During our many decades of work in the labor and environmental movements, there have been many battles that led to tensions between our communities. The Keystone Pipeline is only the most recent example. To help overcome these challenges, we recently convened two dozen leaders of labor, environmental, and other organizations for a frank conversation about the difficult times faced by ordinary workers and the dire environmental prospects we all face. We were motivated by a deep conviction that our communities could unite behind a common vision of a new economy that is good for working families and for the planet. We know that a top priority of most people is decent, dignified jobs that advance a truly sustainable economy.
And, at the end of our conversation, we were heartened by the unity we found in this diverse group of leaders behind a common vision. And we hoped that by developing the following joint statement, we could help build broader consensus around this vision and steps towards achieving it.

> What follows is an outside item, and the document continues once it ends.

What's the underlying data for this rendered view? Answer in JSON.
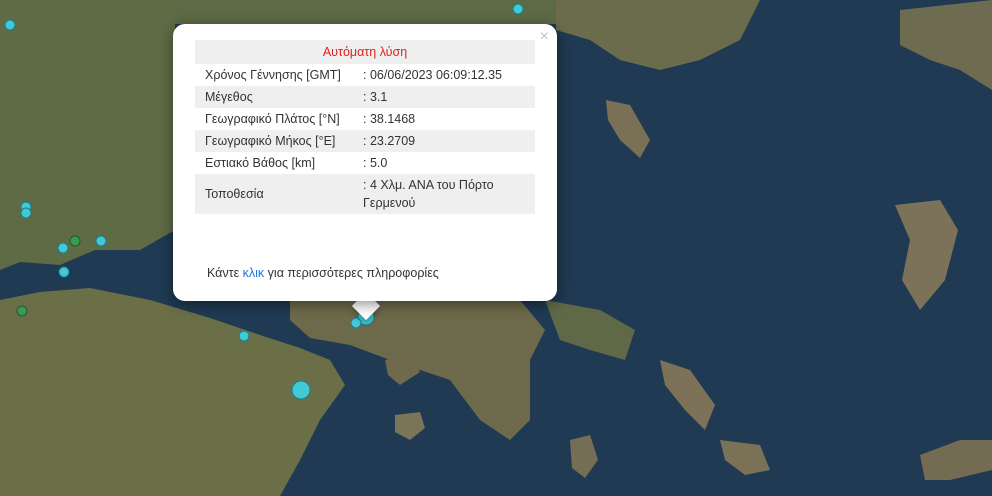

for a More Just and Sustainable Economy
This statement grows out of a discussion at Georgetown University on February 15, 2013 among leaders and organizers from the labor, environmental, and democracy movements sponsored by the Labor Network for Sustainability (LNS) and Georgetown’s Kalmanovitz Initiative for Labor and the Working Poor (KI).
For decades, there have been initiatives by labor and environmental leaders at local, state, and national levels to forge closer ties between these two communities, from Environmentalists for Full Employment in the 1970s to the Blue-Green Alliance and the Labor Network for Sustainability today.

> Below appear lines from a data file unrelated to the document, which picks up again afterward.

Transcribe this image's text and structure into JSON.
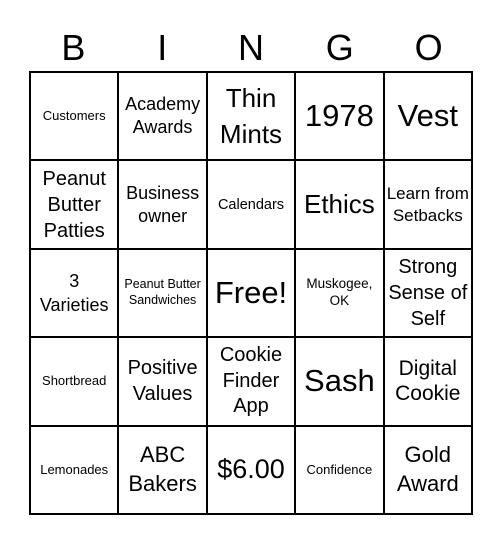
{
  "header": {
    "letters": [
      "B",
      "I",
      "N",
      "G",
      "O"
    ]
  },
  "card": {
    "cells": [
      [
        "Customers",
        "Academy Awards",
        "Thin Mints",
        "1978",
        "Vest"
      ],
      [
        "Peanut Butter Patties",
        "Business owner",
        "Calendars",
        "Ethics",
        "Learn from Setbacks"
      ],
      [
        "3 Varieties",
        "Peanut Butter Sandwiches",
        "Free!",
        "Muskogee, OK",
        "Strong Sense of Self"
      ],
      [
        "Shortbread",
        "Positive Values",
        "Cookie Finder App",
        "Sash",
        "Digital Cookie"
      ],
      [
        "Lemonades",
        "ABC Bakers",
        "$6.00",
        "Confidence",
        "Gold Award"
      ]
    ],
    "free_space": "Free!"
  }
}
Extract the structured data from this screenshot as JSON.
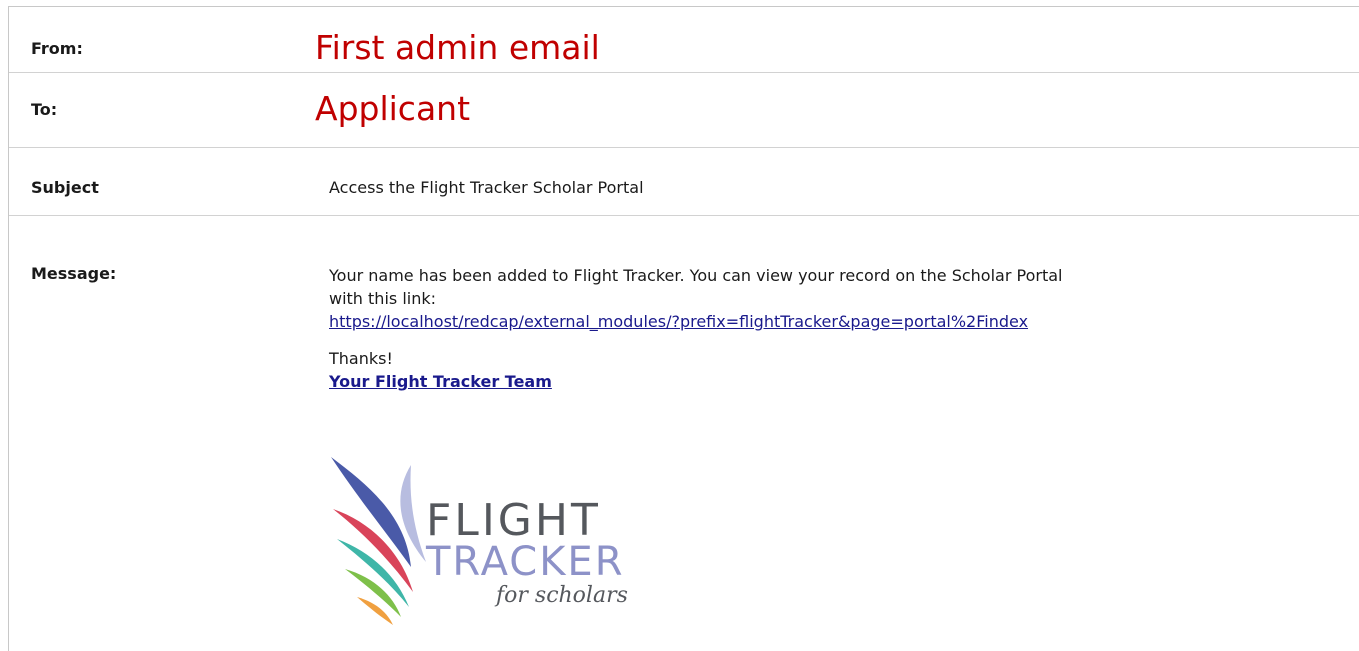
{
  "from": {
    "label": "From:",
    "annotation": "First admin email"
  },
  "to": {
    "label": "To:",
    "annotation": "Applicant"
  },
  "subject": {
    "label": "Subject",
    "value": "Access the Flight Tracker Scholar Portal"
  },
  "message": {
    "label": "Message:",
    "line1": "Your name has been added to Flight Tracker. You can view your record on the Scholar Portal",
    "line2": "with this link:",
    "link": "https://localhost/redcap/external_modules/?prefix=flightTracker&page=portal%2Findex",
    "thanks": "Thanks!",
    "signature": "Your Flight Tracker Team"
  },
  "logo": {
    "word1": "FLIGHT",
    "word2": "TRACKER",
    "tagline": "for scholars",
    "colors": {
      "text_dark": "#55585d",
      "text_light": "#8d92c8",
      "stripe_blue": "#4a5aa8",
      "stripe_lavender": "#b8bde0",
      "stripe_red": "#d9445a",
      "stripe_teal": "#3fb6a8",
      "stripe_green": "#7ec04a",
      "stripe_orange": "#f0a040"
    }
  },
  "colors": {
    "annotation": "#c00000",
    "link": "#1a1a8c"
  }
}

Despite these efforts, there have been times of tension and conflict. The debate over the Keystone XL pipeline today is only the most recent of such moments. Many in the environmental movement have made stopping the pipeline a top priority for 2013, and many but not all in organized labor are backing the pipeline as a source of good jobs. There have been a number of instances in recent years where leaders in each of these communities have failed to acknowledge the concerns of the other.

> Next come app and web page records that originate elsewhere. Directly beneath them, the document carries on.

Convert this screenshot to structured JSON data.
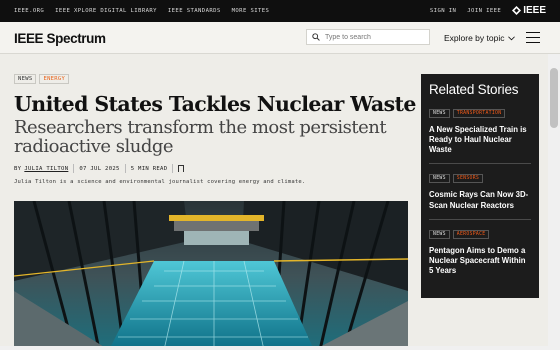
{
  "topbar": {
    "links": [
      "IEEE.ORG",
      "IEEE XPLORE DIGITAL LIBRARY",
      "IEEE STANDARDS",
      "MORE SITES"
    ],
    "sign_in": "SIGN IN",
    "join": "JOIN IEEE",
    "logo": "IEEE"
  },
  "header": {
    "brand_a": "IEEE",
    "brand_b": "Spectrum",
    "search_placeholder": "Type to search",
    "explore_label": "Explore by topic"
  },
  "article": {
    "tags": [
      "NEWS",
      "ENERGY"
    ],
    "title": "United States Tackles Nuclear Waste",
    "subtitle": "Researchers transform the most persistent radioactive sludge",
    "by": "BY",
    "author": "JULIA TILTON",
    "date": "07 JUL 2025",
    "read_time": "5 MIN READ",
    "bio": "Julia Tilton is a science and environmental journalist covering energy and climate."
  },
  "related": {
    "heading": "Related Stories",
    "stories": [
      {
        "tag1": "NEWS",
        "tag2": "TRANSPORTATION",
        "title": "A New Specialized Train is Ready to Haul Nuclear Waste"
      },
      {
        "tag1": "NEWS",
        "tag2": "SENSORS",
        "title": "Cosmic Rays Can Now 3D-Scan Nuclear Reactors"
      },
      {
        "tag1": "NEWS",
        "tag2": "AEROSPACE",
        "title": "Pentagon Aims to Demo a Nuclear Spacecraft Within 5 Years"
      }
    ]
  },
  "colors": {
    "accent": "#e8641b",
    "topbar_bg": "#0f0f0f",
    "sidebar_bg": "#1c1c1c",
    "page_bg": "#eeede8"
  },
  "icons": {
    "search": "search-icon",
    "chevron": "chevron-down-icon",
    "menu": "hamburger-menu-icon",
    "bookmark": "bookmark-icon",
    "title_arrow": "chevron-right-icon"
  }
}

Nonetheless, many leaders and organizers within these movements recognize that they share many values and are prepared to help define a common vision and lead a struggle for a more just and sustainable economy. In the short-term, we feel that there are many things that each community can do to advance mutual interests and concerns. Longer term, we feel that articulating a common vision for a new economy is necessary to allow these movements to serve their individual interests, but also to contribute to building a better society.
In a recent dialogue among the signers of this statement, we were struck by a common commitment to build on shared values to strengthen our solidarity by developing a shared vision, identifying obstacles and building a common agenda to move forward together.
We agree on the urgent need to build a more just and sustainable economy. We recognize the need to strengthen the solidarity between our movements to be successful. And, we are confident that an honest dialogue among leaders and activists in our movements is key to developing the shared vision necessary to strengthen our solidarity.
We recognize that the American economy is neither sustainable, nor just. We are on a climate change path that unless radically altered will lead to global warming of seven degrees Fahrenheit or greater. We are also in the most serious employment crisis since the Great Depression, wages have stagnated for over three decades and economic inequality is worse than any time since the 1920s.